On January 28, 2014, president Obama announced myRA (My Retirement Account), during his State of the Union address. It is a new type of savings account for Americans who don’t have access to an employer-sponsored retirement savings plan. These “starter” savings accounts would be available initially through the taxpayers’ employer and backed by the U.S. government. The myRA is similar to a Roth IRA and can be set up without the federal government having to enact any specific legislation. Following are some of the pros and cons of this new program:
- Annual income limits to participate are $129,000 or less for individuals and $191,000 or less for couples.
- The initial investment requirement is a minimum of $25.
- Ongoing contributions have a minimum deposit amount of $5.
- Not tied to any particular employer; goes with participant when changing jobs.
- Employees with multiple jobs can use direct deposit from each paycheck to contribute to a single myRA
- The government guarantees the account balance will never go down.
- Earnings are tax free, similar to a Roth IRA.
- Employers won’t administer the program or incur any costs to offer myRAs.
- A myRA can roll over into a Roth IRA at any time.
- Earnings can be withdrawn tax free after five years if the participant has reached age 59 ½.
- They don’t give savers multiple choices about how to invest their savings.
- The guaranteed account balance comes at the expense of growth.
- The interest rate of 3% will take about 24 years to double your money.
- The maximum amount saved is limited to $15,000 or 30 years whichever comes first.
- Contributions are not tax deductible.
- Low income savers who live from paycheck to paycheck will have very little incentive or ability to participate.
- Those who do participate may be inclined to borrow from the myRA the first time the car breaks down or an unplanned expense arises.
- $15,000 is not enough for retirement.
- Participants must have direct deposit of paychecks.
- Contribution can be withdrawn at any time without a penalty, but if made before age 59 ½, tax must be paid on the interest accrued in the account.
Purported to be a new retirement savings plan, the myRA reminds me more of “Banking Days” when I was in the third grade.

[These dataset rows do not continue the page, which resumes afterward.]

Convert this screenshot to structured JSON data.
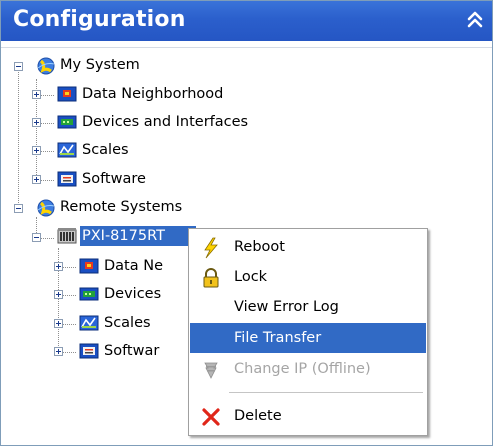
{
  "panel": {
    "title": "Configuration",
    "collapse_icon": "double-chevron-up-icon"
  },
  "tree": {
    "my_system": {
      "label": "My System",
      "expanded": true,
      "children": [
        "Data Neighborhood",
        "Devices and Interfaces",
        "Scales",
        "Software"
      ]
    },
    "remote_systems": {
      "label": "Remote Systems",
      "expanded": true,
      "target": {
        "label": "PXI-8175RT",
        "visible_label": "PXI-8175RT",
        "selected": true,
        "children_visible": [
          "Data Ne",
          "Devices",
          "Scales",
          "Softwar"
        ]
      }
    }
  },
  "context_menu": {
    "items": [
      {
        "label": "Reboot",
        "icon": "lightning-bolt-icon",
        "state": "normal"
      },
      {
        "label": "Lock",
        "icon": "padlock-icon",
        "state": "normal"
      },
      {
        "label": "View Error Log",
        "icon": "",
        "state": "normal"
      },
      {
        "label": "File Transfer",
        "icon": "",
        "state": "highlighted"
      },
      {
        "label": "Change IP (Offline)",
        "icon": "network-settings-icon",
        "state": "disabled"
      },
      {
        "label": "Delete",
        "icon": "red-x-delete-icon",
        "state": "normal"
      }
    ]
  },
  "colors": {
    "titlebar": "#2b5fcc",
    "selection": "#316ac5",
    "disabled_text": "#a5a5a5"
  }
}
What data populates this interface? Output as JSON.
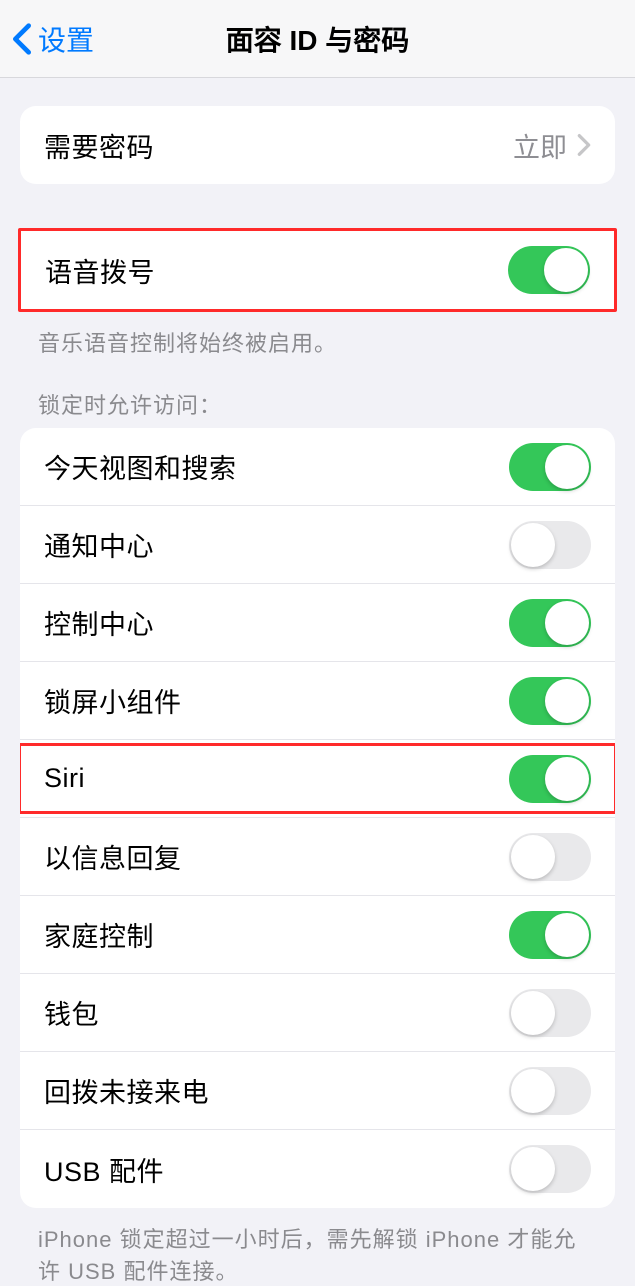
{
  "nav": {
    "back_label": "设置",
    "title": "面容 ID 与密码"
  },
  "require_passcode": {
    "label": "需要密码",
    "value": "立即"
  },
  "voice_dial": {
    "label": "语音拨号",
    "on": true,
    "footer": "音乐语音控制将始终被启用。"
  },
  "lock_access": {
    "header": "锁定时允许访问：",
    "items": [
      {
        "label": "今天视图和搜索",
        "on": true
      },
      {
        "label": "通知中心",
        "on": false
      },
      {
        "label": "控制中心",
        "on": true
      },
      {
        "label": "锁屏小组件",
        "on": true
      },
      {
        "label": "Siri",
        "on": true
      },
      {
        "label": "以信息回复",
        "on": false
      },
      {
        "label": "家庭控制",
        "on": true
      },
      {
        "label": "钱包",
        "on": false
      },
      {
        "label": "回拨未接来电",
        "on": false
      },
      {
        "label": "USB 配件",
        "on": false
      }
    ],
    "footer": "iPhone 锁定超过一小时后，需先解锁 iPhone 才能允许 USB 配件连接。"
  }
}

Every Thursday morning the teacher would poll the class to see if anyone wanted to make a deposit in their savings account. As I recall, I never had more than ten or fifteen dollars in the account at any one time. I always managed to find something that I just couldn’t live without, so I would make a withdrawal from the account to fund the purchase. I expect that this will also be the fate of many myRA participants.
John E. Girourd, author of Take Back Your Money, thinks there may be an even more compelling reason for the government’s participation in the program than helping poor taxpayers save for retirement.
The government has been buying up huge amounts of low interest rate U.S. Treasury bonds to keep interest rates low. According to Mr. Girourd, “the federal government is stuck with a lot of unpopular bonds and one sure-fire way to get rid of them is to sell them to the American public as a retirement savings vehicle.”
As pointed out by Daniel R. Amerman in his article Who Most Benefits From myRAs: Savers or the U.S. Treasury, “myRA contributors don’t receive any financial benefits until they retire, whereas the government receives all of the benefits up until that time.”
The government touts myRA as a program providing individuals with a simple, safe, and affordable way to start saving for retirement. However, without a significant deterrent to discourage savers from withdrawing money from their myRA, the financial demands on low- and middle-income savers will override their desire to save for retirement.
What do you think?